Towards the end of “My Struggle II,” Joel McHale‘s online news zealot says, on air, that humanity will go out with a whimper, with a “deafening silence.” He’s talking about the spread of the Spartan Virus, which has infected everyone on the planet but a select few who will run the world when most of the population has fallen dead – Agent Scully and the Cigarette-Smoking Man (William B. Davis) are two such predestined survivors. McHale’s character’s pronouncement about the end times is equally an apt summation of where we end with the first of a presumed few seasons of the X-Files revival, the continuation of which seems inevitable by the end of the episode.
“My Struggle II” is a whole lot of talking without much in the way of real action, treading over truly inconsequential backstory to build up to that flagrant, empty cliffhanger of an ending. The flashbacks with Agent Reyes (Annabeth Gish), Mulder’s visit with the Cigarette-Smoking Man, and that inexplicable opening bit that seemingly felt the need to give a reminder of the past of Dana “I’ve been in this show since jump street” Scully all seemed to offer innocuous “revelations” in lieu of the more adventurous and curious excursions that have peppered the extraterrestrial-based episodes of the original run. The return of Reyes and Cigarette-Smoking Man don’t really have any bearing on the actual story of the episode, that being Scully and Einstein’s (Lauren Ambrose) attempts to find a quick cure to the Spartan Virus, and the show gives little sense of the so-called “perilous” and “global” stakes of this disease.
Mulder’s journey in the episode seems to be little more than to give one last “fuck you” to the Cigarette-Smoking Man in his ravaged face, which looks something like a sketch that Guillermo del Toro threw away in his waste-paper basket. And when he gets to have a physical scene, such as when he fights one of the Cigarette-Smoking Man’s agents, there seems to be a fundamental betrayal of who Mulder is at the end of the day. The fight scene plays out like some vaguely engaging variation on the kind of brawl one would find in either the Bourne or Raid franchises, which simply doesn’t fit with our knowledge of Mulder. Maybe I missed the episode when Fox Mulder got really into MMA fighting and Parkour or whatever these skillful stunt actors are displaying.
This might seem like nitpicking, but it speaks to the overall problem with this revival, and one that could be fixed. The primary alluring element of the character of Mulder has always been his inherent shagginess and, to a lesser extent, his proud place as an obsessive nerd working on the fringes of modern crime. His masculinity has never been of concern to him, at least from what I saw in the series’ initial nine seasons, and yet this revival has seemed in need of adding an element to macho to the character that feels off in its very roots. It’s not just the fight scene, but also that wretched “trip” he took and “Mother Love” speech he gave in “Babylon.” The random bursts of knowledge about the uncanny and the unknown, as well as all the bad jokes and obvious puns, have been tampered down in the hopes of making Mulder into a more mainstream hero.
In other words, this revival has been in constant danger of losing its crucial sense of strangeness, and this goes as much for Scully and the show overall as it does for David Duchovny‘s character.

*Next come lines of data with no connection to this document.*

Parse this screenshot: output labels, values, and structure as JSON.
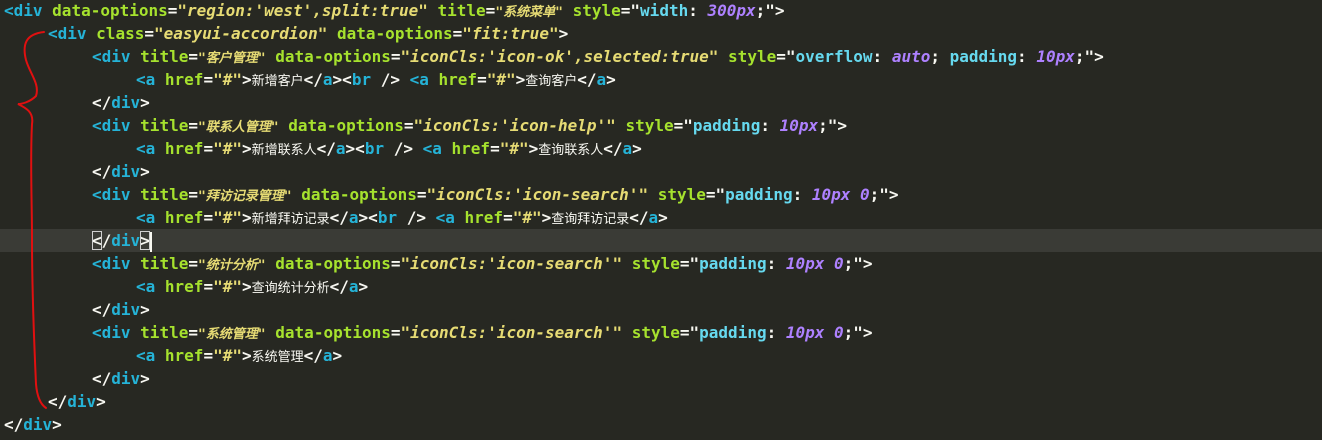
{
  "lines": [
    {
      "indent": 0,
      "tokens": [
        {
          "t": "<div",
          "c": "tag"
        },
        {
          "t": " "
        },
        {
          "t": "data-options",
          "c": "attr"
        },
        {
          "t": "=",
          "c": "txt0"
        },
        {
          "t": "\"region:'west',split:true\"",
          "c": "str"
        },
        {
          "t": " "
        },
        {
          "t": "title",
          "c": "attr"
        },
        {
          "t": "="
        },
        {
          "t": "\"系统菜单\"",
          "c": "str zh"
        },
        {
          "t": " "
        },
        {
          "t": "style",
          "c": "attr"
        },
        {
          "t": "=\""
        },
        {
          "t": "width",
          "c": "css"
        },
        {
          "t": ": "
        },
        {
          "t": "300px",
          "c": "num"
        },
        {
          "t": ";\">"
        }
      ]
    },
    {
      "indent": 1,
      "tokens": [
        {
          "t": "<div",
          "c": "tag"
        },
        {
          "t": " "
        },
        {
          "t": "class",
          "c": "attr"
        },
        {
          "t": "="
        },
        {
          "t": "\"easyui-accordion\"",
          "c": "cls"
        },
        {
          "t": " "
        },
        {
          "t": "data-options",
          "c": "attr"
        },
        {
          "t": "="
        },
        {
          "t": "\"fit:true\"",
          "c": "str"
        },
        {
          "t": ">"
        }
      ]
    },
    {
      "indent": 2,
      "tokens": [
        {
          "t": "<div",
          "c": "tag"
        },
        {
          "t": " "
        },
        {
          "t": "title",
          "c": "attr"
        },
        {
          "t": "="
        },
        {
          "t": "\"客户管理\"",
          "c": "str zh"
        },
        {
          "t": " "
        },
        {
          "t": "data-options",
          "c": "attr"
        },
        {
          "t": "="
        },
        {
          "t": "\"iconCls:'icon-ok',selected:true\"",
          "c": "str"
        },
        {
          "t": " "
        },
        {
          "t": "style",
          "c": "attr"
        },
        {
          "t": "=\""
        },
        {
          "t": "overflow",
          "c": "css"
        },
        {
          "t": ": "
        },
        {
          "t": "auto",
          "c": "num"
        },
        {
          "t": "; "
        },
        {
          "t": "padding",
          "c": "css"
        },
        {
          "t": ": "
        },
        {
          "t": "10px",
          "c": "num"
        },
        {
          "t": ";\">"
        }
      ]
    },
    {
      "indent": 3,
      "tokens": [
        {
          "t": "<a",
          "c": "tag"
        },
        {
          "t": " "
        },
        {
          "t": "href",
          "c": "attr"
        },
        {
          "t": "="
        },
        {
          "t": "\"#\"",
          "c": "str"
        },
        {
          "t": ">"
        },
        {
          "t": "新增客户",
          "c": "txt zh"
        },
        {
          "t": "</"
        },
        {
          "t": "a",
          "c": "tag"
        },
        {
          "t": "><"
        },
        {
          "t": "br",
          "c": "tag"
        },
        {
          "t": " />"
        },
        {
          "t": " "
        },
        {
          "t": "<a",
          "c": "tag"
        },
        {
          "t": " "
        },
        {
          "t": "href",
          "c": "attr"
        },
        {
          "t": "="
        },
        {
          "t": "\"#\"",
          "c": "str"
        },
        {
          "t": ">"
        },
        {
          "t": "查询客户",
          "c": "txt zh"
        },
        {
          "t": "</"
        },
        {
          "t": "a",
          "c": "tag"
        },
        {
          "t": ">"
        }
      ]
    },
    {
      "indent": 2,
      "tokens": [
        {
          "t": "</"
        },
        {
          "t": "div",
          "c": "tag"
        },
        {
          "t": ">"
        }
      ]
    },
    {
      "indent": 2,
      "tokens": [
        {
          "t": "<div",
          "c": "tag"
        },
        {
          "t": " "
        },
        {
          "t": "title",
          "c": "attr"
        },
        {
          "t": "="
        },
        {
          "t": "\"联系人管理\"",
          "c": "str zh"
        },
        {
          "t": " "
        },
        {
          "t": "data-options",
          "c": "attr"
        },
        {
          "t": "="
        },
        {
          "t": "\"iconCls:'icon-help'\"",
          "c": "str"
        },
        {
          "t": " "
        },
        {
          "t": "style",
          "c": "attr"
        },
        {
          "t": "=\""
        },
        {
          "t": "padding",
          "c": "css"
        },
        {
          "t": ": "
        },
        {
          "t": "10px",
          "c": "num"
        },
        {
          "t": ";\">"
        }
      ]
    },
    {
      "indent": 3,
      "tokens": [
        {
          "t": "<a",
          "c": "tag"
        },
        {
          "t": " "
        },
        {
          "t": "href",
          "c": "attr"
        },
        {
          "t": "="
        },
        {
          "t": "\"#\"",
          "c": "str"
        },
        {
          "t": ">"
        },
        {
          "t": "新增联系人",
          "c": "txt zh"
        },
        {
          "t": "</"
        },
        {
          "t": "a",
          "c": "tag"
        },
        {
          "t": "><"
        },
        {
          "t": "br",
          "c": "tag"
        },
        {
          "t": " />"
        },
        {
          "t": " "
        },
        {
          "t": "<a",
          "c": "tag"
        },
        {
          "t": " "
        },
        {
          "t": "href",
          "c": "attr"
        },
        {
          "t": "="
        },
        {
          "t": "\"#\"",
          "c": "str"
        },
        {
          "t": ">"
        },
        {
          "t": "查询联系人",
          "c": "txt zh"
        },
        {
          "t": "</"
        },
        {
          "t": "a",
          "c": "tag"
        },
        {
          "t": ">"
        }
      ]
    },
    {
      "indent": 2,
      "tokens": [
        {
          "t": "</"
        },
        {
          "t": "div",
          "c": "tag"
        },
        {
          "t": ">"
        }
      ]
    },
    {
      "indent": 2,
      "tokens": [
        {
          "t": "<div",
          "c": "tag"
        },
        {
          "t": " "
        },
        {
          "t": "title",
          "c": "attr"
        },
        {
          "t": "="
        },
        {
          "t": "\"拜访记录管理\"",
          "c": "str zh"
        },
        {
          "t": " "
        },
        {
          "t": "data-options",
          "c": "attr"
        },
        {
          "t": "="
        },
        {
          "t": "\"iconCls:'icon-search'\"",
          "c": "str"
        },
        {
          "t": " "
        },
        {
          "t": "style",
          "c": "attr"
        },
        {
          "t": "=\""
        },
        {
          "t": "padding",
          "c": "css"
        },
        {
          "t": ": "
        },
        {
          "t": "10px 0",
          "c": "num"
        },
        {
          "t": ";\">"
        }
      ]
    },
    {
      "indent": 3,
      "tokens": [
        {
          "t": "<a",
          "c": "tag"
        },
        {
          "t": " "
        },
        {
          "t": "href",
          "c": "attr"
        },
        {
          "t": "="
        },
        {
          "t": "\"#\"",
          "c": "str"
        },
        {
          "t": ">"
        },
        {
          "t": "新增拜访记录",
          "c": "txt zh"
        },
        {
          "t": "</"
        },
        {
          "t": "a",
          "c": "tag"
        },
        {
          "t": "><"
        },
        {
          "t": "br",
          "c": "tag"
        },
        {
          "t": " />"
        },
        {
          "t": " "
        },
        {
          "t": "<a",
          "c": "tag"
        },
        {
          "t": " "
        },
        {
          "t": "href",
          "c": "attr"
        },
        {
          "t": "="
        },
        {
          "t": "\"#\"",
          "c": "str"
        },
        {
          "t": ">"
        },
        {
          "t": "查询拜访记录",
          "c": "txt zh"
        },
        {
          "t": "</"
        },
        {
          "t": "a",
          "c": "tag"
        },
        {
          "t": ">"
        }
      ]
    },
    {
      "indent": 2,
      "current": true,
      "tokens": [
        {
          "t": "<",
          "c": "bracket-hl"
        },
        {
          "t": "/"
        },
        {
          "t": "div",
          "c": "tag"
        },
        {
          "t": ">",
          "c": "bracket-hl"
        }
      ]
    },
    {
      "indent": 2,
      "tokens": [
        {
          "t": "<div",
          "c": "tag"
        },
        {
          "t": " "
        },
        {
          "t": "title",
          "c": "attr"
        },
        {
          "t": "="
        },
        {
          "t": "\"统计分析\"",
          "c": "str zh"
        },
        {
          "t": " "
        },
        {
          "t": "data-options",
          "c": "attr"
        },
        {
          "t": "="
        },
        {
          "t": "\"iconCls:'icon-search'\"",
          "c": "str"
        },
        {
          "t": " "
        },
        {
          "t": "style",
          "c": "attr"
        },
        {
          "t": "=\""
        },
        {
          "t": "padding",
          "c": "css"
        },
        {
          "t": ": "
        },
        {
          "t": "10px 0",
          "c": "num"
        },
        {
          "t": ";\">"
        }
      ]
    },
    {
      "indent": 3,
      "tokens": [
        {
          "t": "<a",
          "c": "tag"
        },
        {
          "t": " "
        },
        {
          "t": "href",
          "c": "attr"
        },
        {
          "t": "="
        },
        {
          "t": "\"#\"",
          "c": "str"
        },
        {
          "t": ">"
        },
        {
          "t": "查询统计分析",
          "c": "txt zh"
        },
        {
          "t": "</"
        },
        {
          "t": "a",
          "c": "tag"
        },
        {
          "t": ">"
        }
      ]
    },
    {
      "indent": 2,
      "tokens": [
        {
          "t": "</"
        },
        {
          "t": "div",
          "c": "tag"
        },
        {
          "t": ">"
        }
      ]
    },
    {
      "indent": 2,
      "tokens": [
        {
          "t": "<div",
          "c": "tag"
        },
        {
          "t": " "
        },
        {
          "t": "title",
          "c": "attr"
        },
        {
          "t": "="
        },
        {
          "t": "\"系统管理\"",
          "c": "str zh"
        },
        {
          "t": " "
        },
        {
          "t": "data-options",
          "c": "attr"
        },
        {
          "t": "="
        },
        {
          "t": "\"iconCls:'icon-search'\"",
          "c": "str"
        },
        {
          "t": " "
        },
        {
          "t": "style",
          "c": "attr"
        },
        {
          "t": "=\""
        },
        {
          "t": "padding",
          "c": "css"
        },
        {
          "t": ": "
        },
        {
          "t": "10px 0",
          "c": "num"
        },
        {
          "t": ";\">"
        }
      ]
    },
    {
      "indent": 3,
      "tokens": [
        {
          "t": "<a",
          "c": "tag"
        },
        {
          "t": " "
        },
        {
          "t": "href",
          "c": "attr"
        },
        {
          "t": "="
        },
        {
          "t": "\"#\"",
          "c": "str"
        },
        {
          "t": ">"
        },
        {
          "t": "系统管理",
          "c": "txt zh"
        },
        {
          "t": "</"
        },
        {
          "t": "a",
          "c": "tag"
        },
        {
          "t": ">"
        }
      ]
    },
    {
      "indent": 2,
      "tokens": [
        {
          "t": "</"
        },
        {
          "t": "div",
          "c": "tag"
        },
        {
          "t": ">"
        }
      ]
    },
    {
      "indent": 1,
      "tokens": [
        {
          "t": "</"
        },
        {
          "t": "div",
          "c": "tag"
        },
        {
          "t": ">"
        }
      ]
    },
    {
      "indent": 0,
      "tokens": [
        {
          "t": "</"
        },
        {
          "t": "div",
          "c": "tag"
        },
        {
          "t": ">"
        }
      ]
    }
  ],
  "colors": {
    "background": "#272822",
    "current_line": "#3a3b36",
    "tag": "#25b3d7",
    "attribute": "#a6e22e",
    "string": "#e6db74",
    "css_property": "#66d9ef",
    "number": "#ae81ff",
    "text": "#f8f8f2",
    "annotation": "#e01010"
  }
}
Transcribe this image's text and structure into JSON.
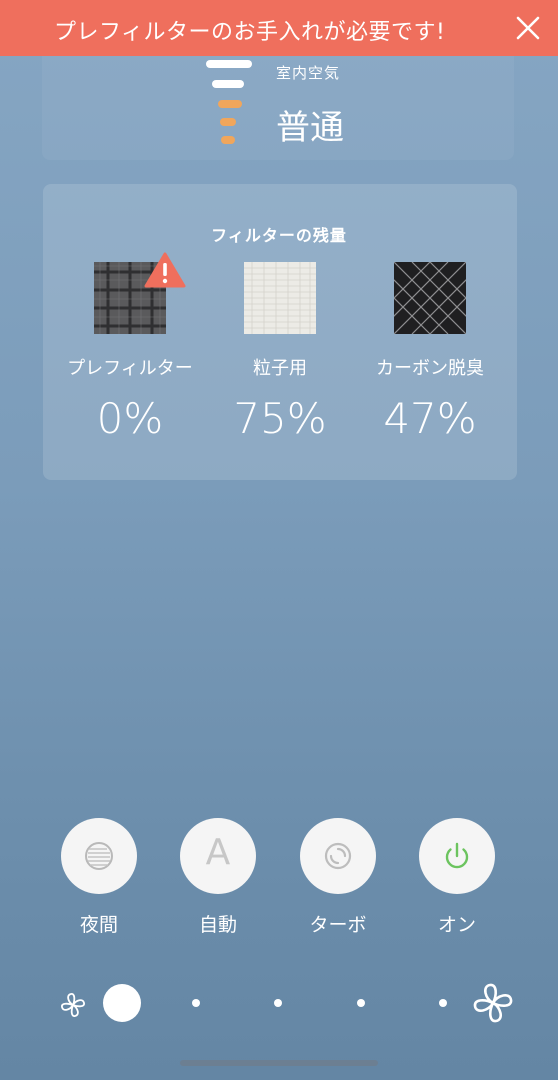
{
  "banner": {
    "text": "プレフィルターのお手入れが必要です!",
    "close_icon": "close-icon",
    "color": "#ef6f5d"
  },
  "air_quality": {
    "caption": "室内空気",
    "level": "普通",
    "bars_total": 5,
    "bars_white": 2,
    "bar_colors": {
      "good": "#ffffff",
      "level": "#f0a65c"
    }
  },
  "filters": {
    "title": "フィルターの残量",
    "items": [
      {
        "name": "プレフィルター",
        "percent": "0%",
        "icon": "prefilter-image",
        "warning": true
      },
      {
        "name": "粒子用",
        "percent": "75%",
        "icon": "particle-filter-image",
        "warning": false
      },
      {
        "name": "カーボン脱臭",
        "percent": "47%",
        "icon": "carbon-filter-image",
        "warning": false
      }
    ]
  },
  "modes": [
    {
      "label": "夜間",
      "icon": "night-mode-icon"
    },
    {
      "label": "自動",
      "icon": "auto-mode-icon",
      "letter": "A"
    },
    {
      "label": "ターボ",
      "icon": "turbo-mode-icon"
    },
    {
      "label": "オン",
      "icon": "power-icon",
      "color": "#6cc45f"
    }
  ],
  "fan_speed": {
    "level": 1,
    "max_level": 5,
    "min_icon": "fan-low-icon",
    "max_icon": "fan-high-icon"
  }
}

Of course, Chris Carter and the rest of the heads of this series are under absolutely zero obligation to make the character the same as he ever was in the original run, but this new track yields no new insights or even entertaining elements to either of the main characters or, for that matter, Mitch Pileggi‘s Skinner. Glen Morgan‘s episodes have largely strived to find a balance and have had modest success in this, er, struggle, but Carter’s episodes have consistently aimed for cheesy sentiment, humor without wit, and unthinking politics that has stripped the show of its all-important oddness, only to replace it with a kind of awkward preachiness and shallow sort of nostalgia.
It’s worth noting that, as compared to an outright fiasco like “Babylon,” “My Struggle II” is merely forgettable and is never quite as hammy as the season opener, but it’s build up to what is essentially a cop-out, a tease to make viewers rally for and return to another season, leaves a bitter aftertaste. If the series is to continue, the creators would benefit from reclaiming the show’s pulpy origins or, in a more radical move, giving the series over to Einstein and Miller (Robbie Amell) completely and finding a new tone, a new vision of modern weirdness that’s not so risibly self-serious. That would make up for much of the posturing and condescending fan service that has denoted a great deal of this new incarnation of The X-Files, including the bland allusions of “My Struggle II.”
★★ Fair — Only for the dedicated